Presentation on theme: "Copyright & Fair Use Guidelines for Teachers. I’m NOT…….. The copyright police The one who “made this up” Doing this because I don’t like you I’m just."— Presentation transcript:
I’m NOT…….. The copyright police The one who “made this up” Doing this because I don’t like you I’m just doing my job. That is to inform you of copyright law.
Copyright is…. A Law –It’s name is Title 17, United States Code, Public Law 94-553, 90 Stat.2541, as amended
Six Rights a Copyright Owner Owns…. Rights of reproduction Rights of adaptation Rights of distribution Rights of public performance Rights of public display and…. Rights of digital transmission of sound recordings
The Good News is……Fair Use Fair Use is not a right given to educators or any other person. You have “conditional rights”! When a court considers a claim of copyright infringement, the burden of proving Fair Use falls to the educator.

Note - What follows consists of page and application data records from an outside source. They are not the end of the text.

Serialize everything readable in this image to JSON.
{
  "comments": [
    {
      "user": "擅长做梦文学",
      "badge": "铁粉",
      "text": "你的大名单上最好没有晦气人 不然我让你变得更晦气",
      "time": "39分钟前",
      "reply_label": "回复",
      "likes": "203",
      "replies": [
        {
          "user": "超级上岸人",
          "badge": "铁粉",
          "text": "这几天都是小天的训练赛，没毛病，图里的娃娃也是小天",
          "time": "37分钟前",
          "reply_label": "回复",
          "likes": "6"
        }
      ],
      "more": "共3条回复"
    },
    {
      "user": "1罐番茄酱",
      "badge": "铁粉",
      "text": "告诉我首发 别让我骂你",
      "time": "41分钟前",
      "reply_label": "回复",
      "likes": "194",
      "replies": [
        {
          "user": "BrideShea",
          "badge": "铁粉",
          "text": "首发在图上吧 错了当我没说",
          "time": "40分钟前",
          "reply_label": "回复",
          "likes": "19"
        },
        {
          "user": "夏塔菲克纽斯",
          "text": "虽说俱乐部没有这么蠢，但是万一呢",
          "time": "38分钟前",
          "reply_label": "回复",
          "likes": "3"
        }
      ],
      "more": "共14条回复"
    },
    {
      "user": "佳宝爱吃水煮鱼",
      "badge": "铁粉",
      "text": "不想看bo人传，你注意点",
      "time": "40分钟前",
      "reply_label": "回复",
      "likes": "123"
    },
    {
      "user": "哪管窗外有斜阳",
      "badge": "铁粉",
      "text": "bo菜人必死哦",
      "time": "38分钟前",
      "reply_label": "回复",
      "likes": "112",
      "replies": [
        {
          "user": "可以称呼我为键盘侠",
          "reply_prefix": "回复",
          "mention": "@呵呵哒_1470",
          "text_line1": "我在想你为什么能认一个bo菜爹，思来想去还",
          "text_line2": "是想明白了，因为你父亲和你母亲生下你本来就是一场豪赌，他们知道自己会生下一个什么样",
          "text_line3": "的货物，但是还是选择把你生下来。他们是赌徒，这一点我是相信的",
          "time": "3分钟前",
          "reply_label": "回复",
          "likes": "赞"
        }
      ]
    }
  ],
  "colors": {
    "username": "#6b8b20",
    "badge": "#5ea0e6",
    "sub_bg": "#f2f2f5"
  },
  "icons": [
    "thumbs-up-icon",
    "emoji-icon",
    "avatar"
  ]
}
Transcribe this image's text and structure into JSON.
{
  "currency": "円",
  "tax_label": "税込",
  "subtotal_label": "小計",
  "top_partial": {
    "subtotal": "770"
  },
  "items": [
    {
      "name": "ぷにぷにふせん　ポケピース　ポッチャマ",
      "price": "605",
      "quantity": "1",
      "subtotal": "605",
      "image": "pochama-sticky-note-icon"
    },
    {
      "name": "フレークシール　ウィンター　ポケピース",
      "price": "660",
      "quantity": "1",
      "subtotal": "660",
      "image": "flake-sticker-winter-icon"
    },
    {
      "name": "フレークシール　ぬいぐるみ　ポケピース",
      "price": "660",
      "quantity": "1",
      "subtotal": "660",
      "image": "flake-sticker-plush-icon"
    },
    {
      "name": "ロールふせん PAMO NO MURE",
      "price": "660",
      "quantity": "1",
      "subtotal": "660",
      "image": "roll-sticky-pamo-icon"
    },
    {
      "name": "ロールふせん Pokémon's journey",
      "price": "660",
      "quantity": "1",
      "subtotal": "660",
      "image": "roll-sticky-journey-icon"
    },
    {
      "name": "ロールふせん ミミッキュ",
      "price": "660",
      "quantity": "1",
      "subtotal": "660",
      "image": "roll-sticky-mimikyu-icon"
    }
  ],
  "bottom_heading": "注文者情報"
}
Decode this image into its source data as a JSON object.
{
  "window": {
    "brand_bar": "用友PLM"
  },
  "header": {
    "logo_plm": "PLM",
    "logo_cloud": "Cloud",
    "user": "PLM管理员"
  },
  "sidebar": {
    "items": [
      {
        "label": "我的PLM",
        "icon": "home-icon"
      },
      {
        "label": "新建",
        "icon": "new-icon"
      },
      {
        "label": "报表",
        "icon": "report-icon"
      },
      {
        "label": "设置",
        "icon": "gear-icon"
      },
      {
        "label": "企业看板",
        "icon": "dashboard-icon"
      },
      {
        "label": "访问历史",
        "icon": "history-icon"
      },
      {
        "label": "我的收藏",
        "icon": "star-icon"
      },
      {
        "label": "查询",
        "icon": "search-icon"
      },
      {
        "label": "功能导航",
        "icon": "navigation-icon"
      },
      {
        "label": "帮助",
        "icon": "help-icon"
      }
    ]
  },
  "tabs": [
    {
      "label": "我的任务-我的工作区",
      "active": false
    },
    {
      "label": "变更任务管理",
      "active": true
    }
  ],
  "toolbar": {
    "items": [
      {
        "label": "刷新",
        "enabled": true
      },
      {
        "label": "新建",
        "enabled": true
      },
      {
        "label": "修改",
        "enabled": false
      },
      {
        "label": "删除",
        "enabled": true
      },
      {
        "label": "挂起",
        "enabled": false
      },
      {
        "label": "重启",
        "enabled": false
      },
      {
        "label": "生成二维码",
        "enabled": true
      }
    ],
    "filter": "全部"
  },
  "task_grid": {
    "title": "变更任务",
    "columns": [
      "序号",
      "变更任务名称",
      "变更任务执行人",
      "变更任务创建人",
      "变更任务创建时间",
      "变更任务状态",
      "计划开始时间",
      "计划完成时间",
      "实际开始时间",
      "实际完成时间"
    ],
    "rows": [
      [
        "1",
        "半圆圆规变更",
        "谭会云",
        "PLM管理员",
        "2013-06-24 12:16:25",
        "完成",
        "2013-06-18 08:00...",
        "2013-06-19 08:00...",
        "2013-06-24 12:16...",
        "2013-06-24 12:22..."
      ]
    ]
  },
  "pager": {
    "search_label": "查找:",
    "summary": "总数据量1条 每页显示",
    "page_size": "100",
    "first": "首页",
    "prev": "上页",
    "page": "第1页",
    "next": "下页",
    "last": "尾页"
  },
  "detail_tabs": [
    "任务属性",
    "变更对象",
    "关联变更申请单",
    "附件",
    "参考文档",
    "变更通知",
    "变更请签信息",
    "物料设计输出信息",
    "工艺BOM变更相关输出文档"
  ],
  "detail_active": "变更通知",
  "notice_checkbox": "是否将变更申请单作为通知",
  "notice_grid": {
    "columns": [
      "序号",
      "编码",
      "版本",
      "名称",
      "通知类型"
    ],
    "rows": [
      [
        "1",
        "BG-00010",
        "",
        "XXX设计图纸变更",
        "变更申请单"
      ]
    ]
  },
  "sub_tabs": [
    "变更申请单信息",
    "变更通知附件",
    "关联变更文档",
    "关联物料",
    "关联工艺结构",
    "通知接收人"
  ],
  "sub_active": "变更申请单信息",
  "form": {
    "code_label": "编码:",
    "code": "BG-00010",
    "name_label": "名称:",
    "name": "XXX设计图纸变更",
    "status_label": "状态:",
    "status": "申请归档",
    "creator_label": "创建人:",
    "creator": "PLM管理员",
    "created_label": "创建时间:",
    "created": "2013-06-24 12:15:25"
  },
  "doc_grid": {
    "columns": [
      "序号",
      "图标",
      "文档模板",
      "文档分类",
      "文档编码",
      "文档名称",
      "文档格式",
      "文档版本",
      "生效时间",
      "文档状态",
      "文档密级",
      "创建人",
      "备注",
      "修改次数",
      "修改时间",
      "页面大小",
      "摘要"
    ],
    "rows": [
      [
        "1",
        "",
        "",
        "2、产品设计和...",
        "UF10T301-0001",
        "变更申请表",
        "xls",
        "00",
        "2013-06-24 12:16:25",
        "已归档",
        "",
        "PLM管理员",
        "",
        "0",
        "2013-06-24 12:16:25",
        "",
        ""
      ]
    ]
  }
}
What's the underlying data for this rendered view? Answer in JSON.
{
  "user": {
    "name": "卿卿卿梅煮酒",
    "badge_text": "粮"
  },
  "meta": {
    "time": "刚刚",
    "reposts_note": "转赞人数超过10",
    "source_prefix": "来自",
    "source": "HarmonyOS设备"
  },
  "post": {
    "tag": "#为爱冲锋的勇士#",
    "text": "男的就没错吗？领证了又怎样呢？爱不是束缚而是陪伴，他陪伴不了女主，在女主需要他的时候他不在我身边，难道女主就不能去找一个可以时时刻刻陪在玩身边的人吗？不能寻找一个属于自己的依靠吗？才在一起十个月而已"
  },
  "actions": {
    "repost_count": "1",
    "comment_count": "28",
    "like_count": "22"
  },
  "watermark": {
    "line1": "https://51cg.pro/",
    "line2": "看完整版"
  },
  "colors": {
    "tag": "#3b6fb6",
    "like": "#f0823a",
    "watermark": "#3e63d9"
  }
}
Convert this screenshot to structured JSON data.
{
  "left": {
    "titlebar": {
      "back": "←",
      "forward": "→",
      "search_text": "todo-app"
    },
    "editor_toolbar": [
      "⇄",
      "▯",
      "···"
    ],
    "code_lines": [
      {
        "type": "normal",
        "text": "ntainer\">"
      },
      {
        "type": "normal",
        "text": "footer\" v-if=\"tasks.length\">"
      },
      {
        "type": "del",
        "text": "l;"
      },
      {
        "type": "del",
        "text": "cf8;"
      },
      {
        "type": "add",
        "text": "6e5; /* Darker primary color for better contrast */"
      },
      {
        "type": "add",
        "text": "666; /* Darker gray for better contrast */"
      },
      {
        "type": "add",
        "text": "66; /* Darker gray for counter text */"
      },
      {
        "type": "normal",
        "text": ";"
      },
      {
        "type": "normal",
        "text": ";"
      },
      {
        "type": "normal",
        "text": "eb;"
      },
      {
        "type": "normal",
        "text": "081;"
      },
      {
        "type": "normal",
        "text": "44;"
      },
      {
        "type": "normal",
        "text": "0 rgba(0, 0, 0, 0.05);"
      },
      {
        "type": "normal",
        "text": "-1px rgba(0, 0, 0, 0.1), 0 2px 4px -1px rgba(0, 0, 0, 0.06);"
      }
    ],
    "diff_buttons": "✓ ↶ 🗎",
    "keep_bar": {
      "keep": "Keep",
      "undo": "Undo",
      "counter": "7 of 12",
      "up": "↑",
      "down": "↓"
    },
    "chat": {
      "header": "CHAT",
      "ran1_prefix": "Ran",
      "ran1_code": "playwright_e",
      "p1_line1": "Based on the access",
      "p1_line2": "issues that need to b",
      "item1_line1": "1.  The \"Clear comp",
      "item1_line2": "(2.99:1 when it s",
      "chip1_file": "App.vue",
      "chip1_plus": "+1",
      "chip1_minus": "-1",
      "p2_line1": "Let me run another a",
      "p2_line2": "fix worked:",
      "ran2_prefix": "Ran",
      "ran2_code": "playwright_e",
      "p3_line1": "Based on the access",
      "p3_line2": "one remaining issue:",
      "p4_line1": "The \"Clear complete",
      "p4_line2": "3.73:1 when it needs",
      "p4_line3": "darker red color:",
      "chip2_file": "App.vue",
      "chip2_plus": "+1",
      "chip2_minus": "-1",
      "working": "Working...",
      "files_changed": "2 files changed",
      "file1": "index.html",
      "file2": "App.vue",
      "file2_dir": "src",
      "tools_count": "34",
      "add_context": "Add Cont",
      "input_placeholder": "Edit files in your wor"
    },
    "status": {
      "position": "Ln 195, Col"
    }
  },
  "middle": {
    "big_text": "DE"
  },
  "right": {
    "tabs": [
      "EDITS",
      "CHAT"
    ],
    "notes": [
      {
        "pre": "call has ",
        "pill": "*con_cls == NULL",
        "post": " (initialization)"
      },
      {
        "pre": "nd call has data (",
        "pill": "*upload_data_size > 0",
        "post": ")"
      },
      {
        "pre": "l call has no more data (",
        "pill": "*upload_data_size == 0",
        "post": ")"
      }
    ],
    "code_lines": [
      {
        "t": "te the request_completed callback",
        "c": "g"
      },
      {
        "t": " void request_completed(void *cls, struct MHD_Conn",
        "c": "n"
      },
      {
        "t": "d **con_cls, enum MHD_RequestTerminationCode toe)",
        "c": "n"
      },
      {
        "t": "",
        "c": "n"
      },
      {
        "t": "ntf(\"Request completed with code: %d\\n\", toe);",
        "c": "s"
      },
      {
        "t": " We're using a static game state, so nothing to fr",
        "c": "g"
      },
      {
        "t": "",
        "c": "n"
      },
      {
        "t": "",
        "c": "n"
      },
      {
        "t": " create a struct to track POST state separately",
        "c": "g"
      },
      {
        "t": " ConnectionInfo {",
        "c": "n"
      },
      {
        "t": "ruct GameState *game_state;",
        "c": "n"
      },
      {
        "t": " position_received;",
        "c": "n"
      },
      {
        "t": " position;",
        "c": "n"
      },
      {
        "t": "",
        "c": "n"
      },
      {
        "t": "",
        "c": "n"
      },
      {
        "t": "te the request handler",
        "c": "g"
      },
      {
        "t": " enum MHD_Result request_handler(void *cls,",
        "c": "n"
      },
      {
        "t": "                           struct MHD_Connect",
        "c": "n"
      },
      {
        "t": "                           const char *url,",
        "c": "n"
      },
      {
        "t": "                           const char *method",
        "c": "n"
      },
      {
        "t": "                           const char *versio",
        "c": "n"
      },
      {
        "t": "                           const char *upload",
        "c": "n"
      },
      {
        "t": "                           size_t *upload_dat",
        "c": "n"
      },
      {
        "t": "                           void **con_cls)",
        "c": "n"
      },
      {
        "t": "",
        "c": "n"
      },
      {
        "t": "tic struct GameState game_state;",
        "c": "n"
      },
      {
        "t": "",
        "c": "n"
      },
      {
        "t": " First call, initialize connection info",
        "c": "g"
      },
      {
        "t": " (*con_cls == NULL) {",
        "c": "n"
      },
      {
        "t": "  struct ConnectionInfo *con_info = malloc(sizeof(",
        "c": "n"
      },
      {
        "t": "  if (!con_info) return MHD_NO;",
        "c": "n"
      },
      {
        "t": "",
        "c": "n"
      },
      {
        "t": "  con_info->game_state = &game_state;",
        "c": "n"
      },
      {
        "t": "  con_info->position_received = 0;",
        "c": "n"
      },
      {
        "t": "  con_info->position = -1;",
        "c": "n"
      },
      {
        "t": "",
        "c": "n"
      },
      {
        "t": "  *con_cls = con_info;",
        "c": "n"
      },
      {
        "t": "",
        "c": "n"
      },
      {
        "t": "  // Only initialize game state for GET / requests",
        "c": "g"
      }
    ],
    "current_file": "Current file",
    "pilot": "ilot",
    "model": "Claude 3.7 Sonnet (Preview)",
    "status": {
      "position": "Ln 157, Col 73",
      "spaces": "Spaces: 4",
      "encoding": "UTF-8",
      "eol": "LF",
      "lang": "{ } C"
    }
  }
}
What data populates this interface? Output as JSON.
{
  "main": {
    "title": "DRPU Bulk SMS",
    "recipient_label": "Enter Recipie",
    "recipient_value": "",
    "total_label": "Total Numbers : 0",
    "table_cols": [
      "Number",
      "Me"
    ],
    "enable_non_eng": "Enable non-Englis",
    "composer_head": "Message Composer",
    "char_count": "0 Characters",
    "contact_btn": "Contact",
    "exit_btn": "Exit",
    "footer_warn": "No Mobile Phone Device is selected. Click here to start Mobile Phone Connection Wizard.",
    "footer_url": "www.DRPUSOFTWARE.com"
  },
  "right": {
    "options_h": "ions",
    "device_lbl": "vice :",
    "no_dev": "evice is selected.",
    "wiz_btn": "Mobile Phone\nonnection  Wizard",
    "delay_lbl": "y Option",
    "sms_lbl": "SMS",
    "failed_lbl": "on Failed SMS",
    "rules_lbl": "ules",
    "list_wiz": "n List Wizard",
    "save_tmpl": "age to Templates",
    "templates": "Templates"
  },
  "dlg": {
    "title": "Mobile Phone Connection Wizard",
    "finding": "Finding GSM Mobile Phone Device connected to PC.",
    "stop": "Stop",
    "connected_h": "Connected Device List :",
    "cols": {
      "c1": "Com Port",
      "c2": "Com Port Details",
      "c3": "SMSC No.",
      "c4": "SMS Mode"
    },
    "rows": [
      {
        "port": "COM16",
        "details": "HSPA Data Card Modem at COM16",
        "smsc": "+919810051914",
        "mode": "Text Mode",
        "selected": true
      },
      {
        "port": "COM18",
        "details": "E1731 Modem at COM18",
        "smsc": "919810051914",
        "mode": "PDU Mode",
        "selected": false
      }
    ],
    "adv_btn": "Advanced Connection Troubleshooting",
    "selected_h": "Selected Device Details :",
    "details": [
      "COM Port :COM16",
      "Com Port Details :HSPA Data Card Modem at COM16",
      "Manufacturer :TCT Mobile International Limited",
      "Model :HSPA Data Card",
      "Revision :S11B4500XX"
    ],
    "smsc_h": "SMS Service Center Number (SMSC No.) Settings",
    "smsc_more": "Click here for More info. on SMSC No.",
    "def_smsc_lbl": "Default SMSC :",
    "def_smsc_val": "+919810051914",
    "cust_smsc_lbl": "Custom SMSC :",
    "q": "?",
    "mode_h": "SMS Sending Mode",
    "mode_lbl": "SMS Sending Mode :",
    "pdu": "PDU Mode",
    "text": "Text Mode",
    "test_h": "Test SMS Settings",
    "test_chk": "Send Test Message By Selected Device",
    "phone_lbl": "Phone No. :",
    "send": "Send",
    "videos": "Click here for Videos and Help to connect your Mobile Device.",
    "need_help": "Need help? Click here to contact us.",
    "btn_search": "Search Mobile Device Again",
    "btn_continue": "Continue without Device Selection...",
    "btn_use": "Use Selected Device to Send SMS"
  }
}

So…What Is Considered Fair Use? For Printed Materials (short) –Poems less than 250 words –Articles or stories less than 2,500 words –One chart, picture, diagram or cartoon per book or periodical –Two pages from an illustrated work less than 2,500 words (children’s book)
Printed Materials (short) Continued… What You Can Do…. –Teachers may make multiple copies for classroom use, and incorporate into multimedia for teaching classes –Students may incorporate text into multimedia projects Limitations…one copy per student and consumables may NOT be copied
Illustrations and Photographs Single works may be used in their entirety, but no more than 5 images by a single artist or photographer may be used From a collection, not more than 15 images or 10% (whichever is less) may be used
Videos…The Good News Purchased and rented videos may be used in the classroom!
Videos….The Bad News The video must be legitimately acquired (no bootleg copies!) Material must be used in a classroom or nonprofit environment for FACE-TO- FACE INSTRUCTION! Videos may NOT be used for rewards, entertainment, time fillers etc.!
Video for Multimedia Projects Students may use “portions” of lawfully acquired copyrighted works in their academic multimedia. (Basically, 10% or 3 minutes – whichever is less)
Music in Multimedia Projects Up to 10% of a copyrighted musical composition may be reproduced, performed, and displayed as part of a multimedia program produced by an educator or student. However….. –Maximum of 30 seconds per musical composition may be used –Multimedia program must have an educational purpose
There Are Penalties for Infringement Fines can range from $750 - $30,000 per infringement! Most copyright suits are civil matters; however, it can be raised to criminal with fines up to $250,000.
Disclaimer…. This presentation is only the tip of the iceberg! Copyright Law is HUGE! So…. ASK! Don’t assume you are protected under Fair Use. Ignorance of the Law is NOT a defense (Officer, I didn’t know the speed limit was only 45 mph!)
So, Now…… Sign the form (it was put in your box) stating that you were informed of the copyright law. Bring your signed form to the Media Center by Aug. 14 th and receive your prize!
Credits Copyright for Schools, A Practical Guide, 4 th Edition by Carol Simpson www.techlearning.com Microsoft Clip Art http://office.microsoft.com/en- us/clipart/results.aspx?qu=apple&sc=20#6 0